The European Gaming and Betting Association (EGBA) yesterday issued a statement in which it warned officials in Germany against implementing a proposed 5.3% federal tax on all online poker and slot stakes.

The Brussels-headquartered trade group detailed that the proposition from the German Bundesrat would breach European Union laws on state aid and additionally undermine the objectives of the country’s New State Treaty on Gambling, which is set to inaugurate a completely new licensing, regulatory and taxation regime for land-based and online gaming operations.

Unplanned upshot:

The EGBA moreover stated that the suggested tax could furthermore have the unintended consequence of giving an unfair advantage to land-based gaming operations while pushing remote players away from licensed and regulated sites towards offshore domains not subject to the duty. In making this latter claim, the organization cited a study from German research group Goldmedia that forecast up to 49% of local online gamblers could migrate to unregulated websites should the proposed tariff be implemented.

Read a statement from the EGBA…

“Players outside of the regulated market would be deprived of the protection of German consumer laws, rendering the proposed tax incompatible with the key objective of the country’s new online gambling regulation due to enter into force on July 1, 2021.”

Biased benefit:

The EGBA also disclosed that the envisioned tariff would grant a ‘substantial tax advantage’ to land-based operators that could reach as high as €290 million ($348 million) every year in the state of Bavaria alone. It declared that such a move would equate to a ‘punitive’ punishment against German iGaming providers and see online poker and slots taxed at rates that were up to five times higher than those levied against equivalent land-based casinos.

Alteration appeal:

The influential organization proclaimed that it had already shared its concerns regarding the proposed iGaming levy with the European Commission and is now urging the 69 members of the German Bundesrat ‘to reconsider the proposed tax measure when it is debated’ over the course of the next few weeks.

The EGBA’s statement read…

“Alternative tax rates more closely aligned to those imposed by other European Union member states would ensure that the overwhelming majority of German players use licensed websites and benefit from the protection of German consumer laws in line with the key objective of the country’s new online gambling regulation.”

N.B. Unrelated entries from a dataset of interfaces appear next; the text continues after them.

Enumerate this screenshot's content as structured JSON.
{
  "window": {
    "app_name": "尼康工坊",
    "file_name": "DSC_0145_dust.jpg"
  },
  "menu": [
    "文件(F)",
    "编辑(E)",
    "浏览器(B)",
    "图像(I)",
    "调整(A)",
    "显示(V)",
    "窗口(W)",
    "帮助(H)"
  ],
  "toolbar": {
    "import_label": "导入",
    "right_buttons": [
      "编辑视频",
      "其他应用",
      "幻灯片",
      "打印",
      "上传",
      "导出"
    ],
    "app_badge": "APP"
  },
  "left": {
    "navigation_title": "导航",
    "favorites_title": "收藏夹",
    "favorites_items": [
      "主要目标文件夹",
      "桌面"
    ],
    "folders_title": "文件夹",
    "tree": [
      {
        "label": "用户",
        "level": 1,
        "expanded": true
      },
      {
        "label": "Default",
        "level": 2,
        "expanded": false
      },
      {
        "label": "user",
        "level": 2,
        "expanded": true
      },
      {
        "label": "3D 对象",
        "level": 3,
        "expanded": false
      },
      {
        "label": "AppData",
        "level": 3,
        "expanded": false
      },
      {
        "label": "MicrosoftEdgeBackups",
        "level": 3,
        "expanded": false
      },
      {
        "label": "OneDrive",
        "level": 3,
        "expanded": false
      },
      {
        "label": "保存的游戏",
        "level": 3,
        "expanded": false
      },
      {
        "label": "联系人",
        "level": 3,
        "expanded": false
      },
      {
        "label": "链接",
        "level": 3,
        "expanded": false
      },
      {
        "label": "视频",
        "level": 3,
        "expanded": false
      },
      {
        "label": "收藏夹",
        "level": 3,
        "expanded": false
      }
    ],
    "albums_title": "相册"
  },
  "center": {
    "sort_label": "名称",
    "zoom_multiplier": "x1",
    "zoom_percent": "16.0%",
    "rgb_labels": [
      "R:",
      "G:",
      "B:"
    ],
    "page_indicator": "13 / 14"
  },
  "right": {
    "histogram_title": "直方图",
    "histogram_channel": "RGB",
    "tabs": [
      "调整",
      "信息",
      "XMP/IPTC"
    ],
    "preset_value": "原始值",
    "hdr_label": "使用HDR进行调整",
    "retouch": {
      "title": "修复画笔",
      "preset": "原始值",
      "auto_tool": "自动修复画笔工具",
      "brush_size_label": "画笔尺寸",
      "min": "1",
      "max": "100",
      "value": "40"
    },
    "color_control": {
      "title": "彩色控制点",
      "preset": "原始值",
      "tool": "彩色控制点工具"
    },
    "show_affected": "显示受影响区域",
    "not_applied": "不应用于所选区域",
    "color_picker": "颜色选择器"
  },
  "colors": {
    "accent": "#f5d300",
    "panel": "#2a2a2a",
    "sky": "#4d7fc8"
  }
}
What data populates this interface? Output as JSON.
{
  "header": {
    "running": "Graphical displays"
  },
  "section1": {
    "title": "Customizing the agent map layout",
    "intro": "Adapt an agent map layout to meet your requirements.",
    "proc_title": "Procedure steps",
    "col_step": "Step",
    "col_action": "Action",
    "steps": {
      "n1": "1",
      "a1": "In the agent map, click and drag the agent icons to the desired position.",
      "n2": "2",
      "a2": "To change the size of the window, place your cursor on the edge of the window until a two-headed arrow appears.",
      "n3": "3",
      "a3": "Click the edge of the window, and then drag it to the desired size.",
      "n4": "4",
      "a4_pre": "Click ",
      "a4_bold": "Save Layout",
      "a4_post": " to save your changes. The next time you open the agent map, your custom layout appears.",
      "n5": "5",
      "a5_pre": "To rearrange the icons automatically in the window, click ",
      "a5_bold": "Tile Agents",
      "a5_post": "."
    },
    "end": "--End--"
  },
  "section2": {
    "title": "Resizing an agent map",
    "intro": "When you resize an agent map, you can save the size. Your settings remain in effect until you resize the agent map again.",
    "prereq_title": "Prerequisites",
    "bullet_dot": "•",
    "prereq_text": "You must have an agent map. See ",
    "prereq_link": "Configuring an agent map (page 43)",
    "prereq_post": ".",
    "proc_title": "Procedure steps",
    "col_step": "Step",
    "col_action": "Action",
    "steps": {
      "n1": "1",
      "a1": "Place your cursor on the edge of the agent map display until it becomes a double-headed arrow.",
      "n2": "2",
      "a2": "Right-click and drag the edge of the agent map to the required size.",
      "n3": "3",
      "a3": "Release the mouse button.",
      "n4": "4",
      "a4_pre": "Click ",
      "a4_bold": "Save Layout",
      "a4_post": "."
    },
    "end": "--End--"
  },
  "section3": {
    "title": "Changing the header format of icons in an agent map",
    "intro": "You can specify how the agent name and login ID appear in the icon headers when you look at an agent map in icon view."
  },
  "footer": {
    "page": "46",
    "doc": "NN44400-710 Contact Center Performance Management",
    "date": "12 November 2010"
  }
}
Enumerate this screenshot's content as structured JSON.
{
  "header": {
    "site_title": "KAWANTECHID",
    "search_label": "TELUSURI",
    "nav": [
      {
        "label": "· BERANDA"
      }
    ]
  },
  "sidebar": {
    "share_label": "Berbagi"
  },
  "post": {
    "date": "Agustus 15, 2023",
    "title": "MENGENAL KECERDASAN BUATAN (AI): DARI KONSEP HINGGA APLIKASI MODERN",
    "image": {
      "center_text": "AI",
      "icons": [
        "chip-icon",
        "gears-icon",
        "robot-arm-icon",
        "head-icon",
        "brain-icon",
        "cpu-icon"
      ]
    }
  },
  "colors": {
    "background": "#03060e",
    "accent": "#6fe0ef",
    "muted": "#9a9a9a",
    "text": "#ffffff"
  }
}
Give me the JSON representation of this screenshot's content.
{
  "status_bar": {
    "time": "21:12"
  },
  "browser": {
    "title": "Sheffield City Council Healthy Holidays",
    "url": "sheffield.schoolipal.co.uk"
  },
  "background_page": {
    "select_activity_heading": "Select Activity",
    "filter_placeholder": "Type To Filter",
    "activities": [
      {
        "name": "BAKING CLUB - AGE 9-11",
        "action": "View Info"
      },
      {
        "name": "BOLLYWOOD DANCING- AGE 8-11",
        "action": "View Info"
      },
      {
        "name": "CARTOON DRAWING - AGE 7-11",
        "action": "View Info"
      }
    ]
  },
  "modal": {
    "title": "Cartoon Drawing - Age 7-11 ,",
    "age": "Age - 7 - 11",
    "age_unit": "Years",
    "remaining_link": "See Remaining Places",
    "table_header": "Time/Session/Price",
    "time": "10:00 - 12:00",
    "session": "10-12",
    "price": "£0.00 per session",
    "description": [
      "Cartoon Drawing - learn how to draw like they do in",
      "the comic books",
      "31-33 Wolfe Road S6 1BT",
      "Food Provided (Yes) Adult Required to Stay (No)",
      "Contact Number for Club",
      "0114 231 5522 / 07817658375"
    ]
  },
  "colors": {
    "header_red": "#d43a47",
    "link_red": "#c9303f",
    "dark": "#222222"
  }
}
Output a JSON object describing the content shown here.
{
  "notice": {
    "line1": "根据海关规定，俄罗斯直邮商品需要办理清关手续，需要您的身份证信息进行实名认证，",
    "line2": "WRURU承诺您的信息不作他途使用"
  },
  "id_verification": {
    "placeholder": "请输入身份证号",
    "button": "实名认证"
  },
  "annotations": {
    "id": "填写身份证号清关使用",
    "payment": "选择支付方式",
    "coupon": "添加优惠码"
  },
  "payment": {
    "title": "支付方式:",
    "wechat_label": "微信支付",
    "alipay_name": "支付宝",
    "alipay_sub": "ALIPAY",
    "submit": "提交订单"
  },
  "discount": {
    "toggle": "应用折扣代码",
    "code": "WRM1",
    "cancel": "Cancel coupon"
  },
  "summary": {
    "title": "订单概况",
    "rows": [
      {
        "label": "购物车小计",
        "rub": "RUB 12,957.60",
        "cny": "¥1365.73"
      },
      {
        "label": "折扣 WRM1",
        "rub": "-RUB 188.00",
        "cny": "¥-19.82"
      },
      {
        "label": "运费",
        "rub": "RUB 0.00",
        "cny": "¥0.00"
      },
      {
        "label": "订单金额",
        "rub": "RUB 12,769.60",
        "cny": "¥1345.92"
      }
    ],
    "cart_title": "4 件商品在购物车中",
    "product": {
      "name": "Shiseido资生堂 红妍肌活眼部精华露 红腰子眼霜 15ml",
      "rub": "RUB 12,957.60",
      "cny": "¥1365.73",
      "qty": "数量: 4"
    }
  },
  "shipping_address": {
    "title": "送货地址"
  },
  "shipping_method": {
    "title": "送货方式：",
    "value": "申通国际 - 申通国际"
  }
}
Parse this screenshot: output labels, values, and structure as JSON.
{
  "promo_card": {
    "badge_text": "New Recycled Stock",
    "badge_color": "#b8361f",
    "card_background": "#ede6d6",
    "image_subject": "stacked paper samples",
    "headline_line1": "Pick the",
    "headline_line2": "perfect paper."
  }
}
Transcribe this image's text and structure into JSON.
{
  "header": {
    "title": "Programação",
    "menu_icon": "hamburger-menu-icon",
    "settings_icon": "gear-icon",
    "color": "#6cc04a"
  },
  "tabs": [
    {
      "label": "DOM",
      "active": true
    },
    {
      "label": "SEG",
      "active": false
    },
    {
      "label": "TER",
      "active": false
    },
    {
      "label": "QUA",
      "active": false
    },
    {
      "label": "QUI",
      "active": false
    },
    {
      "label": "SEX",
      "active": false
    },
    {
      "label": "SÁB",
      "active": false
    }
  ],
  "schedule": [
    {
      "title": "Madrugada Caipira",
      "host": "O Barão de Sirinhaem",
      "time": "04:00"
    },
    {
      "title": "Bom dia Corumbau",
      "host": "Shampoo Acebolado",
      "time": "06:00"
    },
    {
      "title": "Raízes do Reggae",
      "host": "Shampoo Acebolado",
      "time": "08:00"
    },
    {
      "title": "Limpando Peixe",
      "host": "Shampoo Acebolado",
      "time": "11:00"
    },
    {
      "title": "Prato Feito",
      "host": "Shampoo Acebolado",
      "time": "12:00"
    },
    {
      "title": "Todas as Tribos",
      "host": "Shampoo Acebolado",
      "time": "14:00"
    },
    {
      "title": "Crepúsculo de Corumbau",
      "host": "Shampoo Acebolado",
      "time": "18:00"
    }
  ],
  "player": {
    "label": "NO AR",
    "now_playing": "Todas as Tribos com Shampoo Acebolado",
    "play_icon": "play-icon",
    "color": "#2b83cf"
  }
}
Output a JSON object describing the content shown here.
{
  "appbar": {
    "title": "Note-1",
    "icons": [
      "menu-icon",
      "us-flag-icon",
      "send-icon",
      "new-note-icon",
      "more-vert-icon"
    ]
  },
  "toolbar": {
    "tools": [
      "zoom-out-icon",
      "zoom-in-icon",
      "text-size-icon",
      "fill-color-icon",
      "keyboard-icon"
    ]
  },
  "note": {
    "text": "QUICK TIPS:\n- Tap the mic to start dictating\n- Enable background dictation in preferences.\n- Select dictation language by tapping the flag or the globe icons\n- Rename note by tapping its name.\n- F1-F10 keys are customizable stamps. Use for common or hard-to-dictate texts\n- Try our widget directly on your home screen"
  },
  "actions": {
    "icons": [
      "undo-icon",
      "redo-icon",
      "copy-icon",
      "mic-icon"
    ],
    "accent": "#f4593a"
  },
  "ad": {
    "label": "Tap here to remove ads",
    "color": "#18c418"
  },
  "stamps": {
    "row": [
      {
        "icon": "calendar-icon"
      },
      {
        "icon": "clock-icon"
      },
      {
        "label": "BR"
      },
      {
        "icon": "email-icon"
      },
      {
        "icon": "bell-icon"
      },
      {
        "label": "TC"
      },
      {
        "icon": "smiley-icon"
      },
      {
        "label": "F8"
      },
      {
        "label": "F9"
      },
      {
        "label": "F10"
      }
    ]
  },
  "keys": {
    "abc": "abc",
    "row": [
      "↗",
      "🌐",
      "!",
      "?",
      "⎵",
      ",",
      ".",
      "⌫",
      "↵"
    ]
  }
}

Earned equilibrium:

Maarten Haijer serves as the Secretary General for the EGBA and he used the statement to welcome the regulation of the German iGaming market under the New State Treaty on Gambling and pronounce ‘that an online gambling tax will need to be paid’. However, he furthermore asserted that officials should endeavor to establish a rate that ‘strikes the right balance’ between bringing in revenues for the states and ‘meeting the needs of the German consumer’.

Read a statement from Haijer…

“Should the measure go ahead as proposed, we will have to consider all available options including filing a state aid complaint with the European Commission.”